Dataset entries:
----

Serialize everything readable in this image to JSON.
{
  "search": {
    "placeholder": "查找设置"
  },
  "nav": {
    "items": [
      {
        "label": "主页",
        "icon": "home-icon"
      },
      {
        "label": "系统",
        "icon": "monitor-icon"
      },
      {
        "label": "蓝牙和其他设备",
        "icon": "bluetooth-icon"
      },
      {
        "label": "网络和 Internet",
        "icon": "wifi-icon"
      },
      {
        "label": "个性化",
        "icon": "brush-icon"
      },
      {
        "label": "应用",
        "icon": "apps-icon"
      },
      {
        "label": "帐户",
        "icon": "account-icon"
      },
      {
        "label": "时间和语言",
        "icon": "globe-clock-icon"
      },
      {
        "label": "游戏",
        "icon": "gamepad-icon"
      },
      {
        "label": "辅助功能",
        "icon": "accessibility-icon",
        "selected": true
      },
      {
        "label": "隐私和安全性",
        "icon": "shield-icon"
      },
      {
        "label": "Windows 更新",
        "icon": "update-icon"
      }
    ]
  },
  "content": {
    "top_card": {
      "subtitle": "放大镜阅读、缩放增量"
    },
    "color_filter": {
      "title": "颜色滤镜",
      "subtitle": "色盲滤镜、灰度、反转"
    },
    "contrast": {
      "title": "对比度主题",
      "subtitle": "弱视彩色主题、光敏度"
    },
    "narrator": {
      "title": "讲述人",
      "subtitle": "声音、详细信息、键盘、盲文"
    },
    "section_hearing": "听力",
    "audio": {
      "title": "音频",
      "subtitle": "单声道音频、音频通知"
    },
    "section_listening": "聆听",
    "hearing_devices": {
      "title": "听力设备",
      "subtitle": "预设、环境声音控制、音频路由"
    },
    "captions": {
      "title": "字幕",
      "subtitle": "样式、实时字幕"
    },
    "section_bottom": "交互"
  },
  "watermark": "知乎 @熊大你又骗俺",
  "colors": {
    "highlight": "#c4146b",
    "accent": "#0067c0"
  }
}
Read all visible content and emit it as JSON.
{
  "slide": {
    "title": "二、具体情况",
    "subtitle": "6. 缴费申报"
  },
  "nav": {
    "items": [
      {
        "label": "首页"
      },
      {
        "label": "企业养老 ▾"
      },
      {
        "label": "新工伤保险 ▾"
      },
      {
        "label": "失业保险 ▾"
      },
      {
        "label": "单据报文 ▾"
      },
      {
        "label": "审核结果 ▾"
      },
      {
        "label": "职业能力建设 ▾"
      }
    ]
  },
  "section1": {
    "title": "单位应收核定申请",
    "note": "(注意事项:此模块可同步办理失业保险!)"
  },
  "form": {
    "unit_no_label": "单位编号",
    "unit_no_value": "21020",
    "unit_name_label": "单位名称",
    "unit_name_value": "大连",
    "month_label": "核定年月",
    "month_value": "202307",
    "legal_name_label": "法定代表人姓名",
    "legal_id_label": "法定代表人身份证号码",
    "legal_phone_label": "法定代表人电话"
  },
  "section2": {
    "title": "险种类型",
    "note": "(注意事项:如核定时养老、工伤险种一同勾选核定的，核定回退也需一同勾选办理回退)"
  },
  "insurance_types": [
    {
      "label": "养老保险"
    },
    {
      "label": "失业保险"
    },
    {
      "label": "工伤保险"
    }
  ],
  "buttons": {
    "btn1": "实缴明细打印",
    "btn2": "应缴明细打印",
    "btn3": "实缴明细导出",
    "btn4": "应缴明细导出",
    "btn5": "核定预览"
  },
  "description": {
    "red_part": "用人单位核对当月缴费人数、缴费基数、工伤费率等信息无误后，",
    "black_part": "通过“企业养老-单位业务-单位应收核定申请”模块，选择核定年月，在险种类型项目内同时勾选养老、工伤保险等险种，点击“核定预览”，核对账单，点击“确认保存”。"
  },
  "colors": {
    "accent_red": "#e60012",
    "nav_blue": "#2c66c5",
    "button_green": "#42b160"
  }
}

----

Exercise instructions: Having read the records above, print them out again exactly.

Response to the task:
Serialize everything readable in this image to JSON.
{
  "search": {
    "placeholder": "查找设置"
  },
  "nav": {
    "items": [
      {
        "label": "主页",
        "icon": "home-icon"
      },
      {
        "label": "系统",
        "icon": "monitor-icon"
      },
      {
        "label": "蓝牙和其他设备",
        "icon": "bluetooth-icon"
      },
      {
        "label": "网络和 Internet",
        "icon": "wifi-icon"
      },
      {
        "label": "个性化",
        "icon": "brush-icon"
      },
      {
        "label": "应用",
        "icon": "apps-icon"
      },
      {
        "label": "帐户",
        "icon": "account-icon"
      },
      {
        "label": "时间和语言",
        "icon": "globe-clock-icon"
      },
      {
        "label": "游戏",
        "icon": "gamepad-icon"
      },
      {
        "label": "辅助功能",
        "icon": "accessibility-icon",
        "selected": true
      },
      {
        "label": "隐私和安全性",
        "icon": "shield-icon"
      },
      {
        "label": "Windows 更新",
        "icon": "update-icon"
      }
    ]
  },
  "content": {
    "top_card": {
      "subtitle": "放大镜阅读、缩放增量"
    },
    "color_filter": {
      "title": "颜色滤镜",
      "subtitle": "色盲滤镜、灰度、反转"
    },
    "contrast": {
      "title": "对比度主题",
      "subtitle": "弱视彩色主题、光敏度"
    },
    "narrator": {
      "title": "讲述人",
      "subtitle": "声音、详细信息、键盘、盲文"
    },
    "section_hearing": "听力",
    "audio": {
      "title": "音频",
      "subtitle": "单声道音频、音频通知"
    },
    "section_listening": "聆听",
    "hearing_devices": {
      "title": "听力设备",
      "subtitle": "预设、环境声音控制、音频路由"
    },
    "captions": {
      "title": "字幕",
      "subtitle": "样式、实时字幕"
    },
    "section_bottom": "交互"
  },
  "watermark": "知乎 @熊大你又骗俺",
  "colors": {
    "highlight": "#c4146b",
    "accent": "#0067c0"
  }
}
Read all visible content and emit it as JSON.
{
  "slide": {
    "title": "二、具体情况",
    "subtitle": "6. 缴费申报"
  },
  "nav": {
    "items": [
      {
        "label": "首页"
      },
      {
        "label": "企业养老 ▾"
      },
      {
        "label": "新工伤保险 ▾"
      },
      {
        "label": "失业保险 ▾"
      },
      {
        "label": "单据报文 ▾"
      },
      {
        "label": "审核结果 ▾"
      },
      {
        "label": "职业能力建设 ▾"
      }
    ]
  },
  "section1": {
    "title": "单位应收核定申请",
    "note": "(注意事项:此模块可同步办理失业保险!)"
  },
  "form": {
    "unit_no_label": "单位编号",
    "unit_no_value": "21020",
    "unit_name_label": "单位名称",
    "unit_name_value": "大连",
    "month_label": "核定年月",
    "month_value": "202307",
    "legal_name_label": "法定代表人姓名",
    "legal_id_label": "法定代表人身份证号码",
    "legal_phone_label": "法定代表人电话"
  },
  "section2": {
    "title": "险种类型",
    "note": "(注意事项:如核定时养老、工伤险种一同勾选核定的，核定回退也需一同勾选办理回退)"
  },
  "insurance_types": [
    {
      "label": "养老保险"
    },
    {
      "label": "失业保险"
    },
    {
      "label": "工伤保险"
    }
  ],
  "buttons": {
    "btn1": "实缴明细打印",
    "btn2": "应缴明细打印",
    "btn3": "实缴明细导出",
    "btn4": "应缴明细导出",
    "btn5": "核定预览"
  },
  "description": {
    "red_part": "用人单位核对当月缴费人数、缴费基数、工伤费率等信息无误后，",
    "black_part": "通过“企业养老-单位业务-单位应收核定申请”模块，选择核定年月，在险种类型项目内同时勾选养老、工伤保险等险种，点击“核定预览”，核对账单，点击“确认保存”。"
  },
  "colors": {
    "accent_red": "#e60012",
    "nav_blue": "#2c66c5",
    "button_green": "#42b160"
  }
}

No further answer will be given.